To underline some of Tony Wright's points, and provide connections to other speakers, his talk is juxtaposed with material from other episodes. We begin with episode 465, a reading of Charles Eisenstein's Ascent of Humanity about the Pirahã, one of a few tribes who still live a traditional life in the tropical forest, whose language and culture is singularly unaffected by modern man. Could they, perhaps, still have a healthy balance between brain hemispheres?
For clarification of the roles of the two hemispheres, we replay the conclusion of what Iain McGilchrist had to say about brain function:
"If I had to sum it up, I'd say the world of the left hemisphere, dependent upon denotative language and abstraction yields clarity and power to manipulate things that are known, fixed, static, isolated, decontextualised, explicit, disembodied, general in nature, but ultimately lifeless.

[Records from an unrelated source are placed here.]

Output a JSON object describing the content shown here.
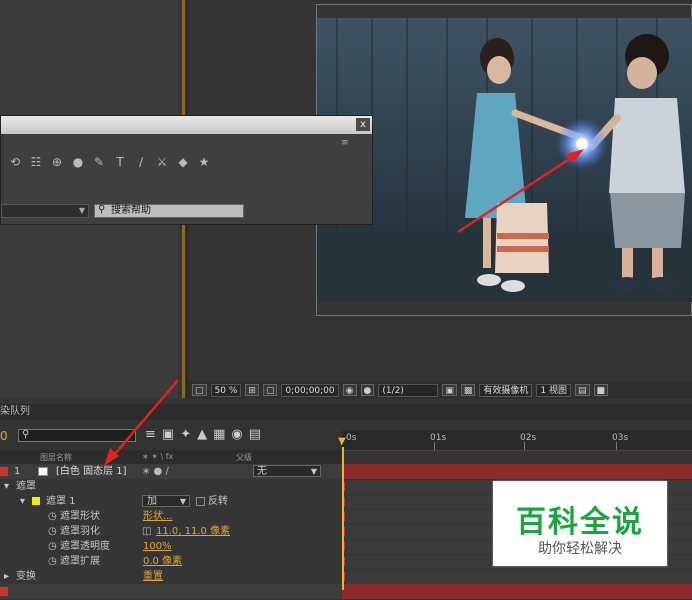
{
  "tools_window": {
    "close_label": "x",
    "menu_glyph": "≡",
    "tools": [
      "⟲",
      "☷",
      "⊕",
      "●",
      "✎",
      "T",
      "∕",
      "⚔",
      "◆",
      "★"
    ],
    "search_placeholder": "搜索帮助"
  },
  "viewer": {
    "zoom": "50 %",
    "timecode": "0;00;00;00",
    "resolution": "(1/2)",
    "camera": "有效摄像机",
    "views": "1 视图"
  },
  "timeline": {
    "tab_label": "染队列",
    "timecode": "0",
    "ruler_labels": [
      "0s",
      "01s",
      "02s",
      "03s"
    ],
    "col_layer_name": "图层名称",
    "col_switches": "∗ ✶ \\ fx",
    "col_parent": "父级",
    "layer1": {
      "index": "1",
      "name": "[白色 固态层 1]",
      "parent_value": "无"
    },
    "masks_group": "遮罩",
    "mask1": {
      "name": "遮罩 1",
      "mode": "加",
      "invert_label": "反转"
    },
    "props": [
      {
        "name": "遮罩形状",
        "value": "形状..."
      },
      {
        "name": "遮罩羽化",
        "value": "11.0, 11.0 像素"
      },
      {
        "name": "遮罩透明度",
        "value": "100%"
      },
      {
        "name": "遮罩扩展",
        "value": "0.0 像素"
      }
    ],
    "transform_label": "变换",
    "transform_reset": "重置"
  },
  "watermark": {
    "title": "百科全说",
    "subtitle": "助你轻松解决"
  },
  "colors": {
    "accent_orange": "#d8a93a",
    "red_keyframe": "#cc3333",
    "watermark_green": "#1aa53f"
  }
}
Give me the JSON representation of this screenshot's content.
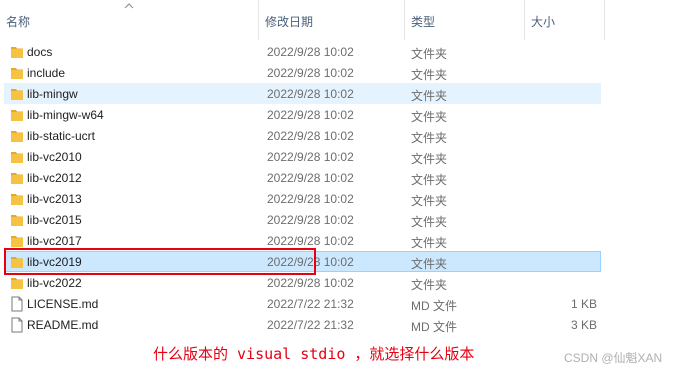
{
  "columns": {
    "name": "名称",
    "date_modified": "修改日期",
    "type": "类型",
    "size": "大小"
  },
  "files": [
    {
      "name": "docs",
      "date": "2022/9/28 10:02",
      "type": "文件夹",
      "size": "",
      "icon": "folder-icon",
      "state": "normal"
    },
    {
      "name": "include",
      "date": "2022/9/28 10:02",
      "type": "文件夹",
      "size": "",
      "icon": "folder-icon",
      "state": "normal"
    },
    {
      "name": "lib-mingw",
      "date": "2022/9/28 10:02",
      "type": "文件夹",
      "size": "",
      "icon": "folder-icon",
      "state": "hover"
    },
    {
      "name": "lib-mingw-w64",
      "date": "2022/9/28 10:02",
      "type": "文件夹",
      "size": "",
      "icon": "folder-icon",
      "state": "normal"
    },
    {
      "name": "lib-static-ucrt",
      "date": "2022/9/28 10:02",
      "type": "文件夹",
      "size": "",
      "icon": "folder-icon",
      "state": "normal"
    },
    {
      "name": "lib-vc2010",
      "date": "2022/9/28 10:02",
      "type": "文件夹",
      "size": "",
      "icon": "folder-icon",
      "state": "normal"
    },
    {
      "name": "lib-vc2012",
      "date": "2022/9/28 10:02",
      "type": "文件夹",
      "size": "",
      "icon": "folder-icon",
      "state": "normal"
    },
    {
      "name": "lib-vc2013",
      "date": "2022/9/28 10:02",
      "type": "文件夹",
      "size": "",
      "icon": "folder-icon",
      "state": "normal"
    },
    {
      "name": "lib-vc2015",
      "date": "2022/9/28 10:02",
      "type": "文件夹",
      "size": "",
      "icon": "folder-icon",
      "state": "normal"
    },
    {
      "name": "lib-vc2017",
      "date": "2022/9/28 10:02",
      "type": "文件夹",
      "size": "",
      "icon": "folder-icon",
      "state": "normal"
    },
    {
      "name": "lib-vc2019",
      "date": "2022/9/28 10:02",
      "type": "文件夹",
      "size": "",
      "icon": "folder-icon",
      "state": "selected"
    },
    {
      "name": "lib-vc2022",
      "date": "2022/9/28 10:02",
      "type": "文件夹",
      "size": "",
      "icon": "folder-icon",
      "state": "normal"
    },
    {
      "name": "LICENSE.md",
      "date": "2022/7/22 21:32",
      "type": "MD 文件",
      "size": "1 KB",
      "icon": "document-icon",
      "state": "normal"
    },
    {
      "name": "README.md",
      "date": "2022/7/22 21:32",
      "type": "MD 文件",
      "size": "3 KB",
      "icon": "document-icon",
      "state": "normal"
    }
  ],
  "annotation": "什么版本的 visual stdio ，就选择什么版本",
  "watermark": "CSDN @仙魁XAN",
  "colors": {
    "folder": "#f5c242",
    "folder_tab": "#e4a82a",
    "selected_bg": "#cce8ff",
    "hover_bg": "#e5f3ff",
    "annotation_red": "#e60012"
  }
}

The right hemisphere by contrast yields a world of individual changing, evolving, interconnected, implicit, incarnate, living beings, within the context of the lived world, but in the nature of things never fully graspable, never perfectly known, as we think, and to this world it exists in a certain relationship, rather than just an objective stance." — Iain McGilchrist, UG#537
To finish we hear the conclusion of UG#525, Michael Pollan's ideas on changing consciousness, which seem to correlate pretty closely with Tony Wright's ideas of the co-evolution of plants and humans.
Thanks to Keith Scott Mumsby for the Tony Wright interview
The left/right brain issue is addressed with powerful tesimony in the first talk of UG#655.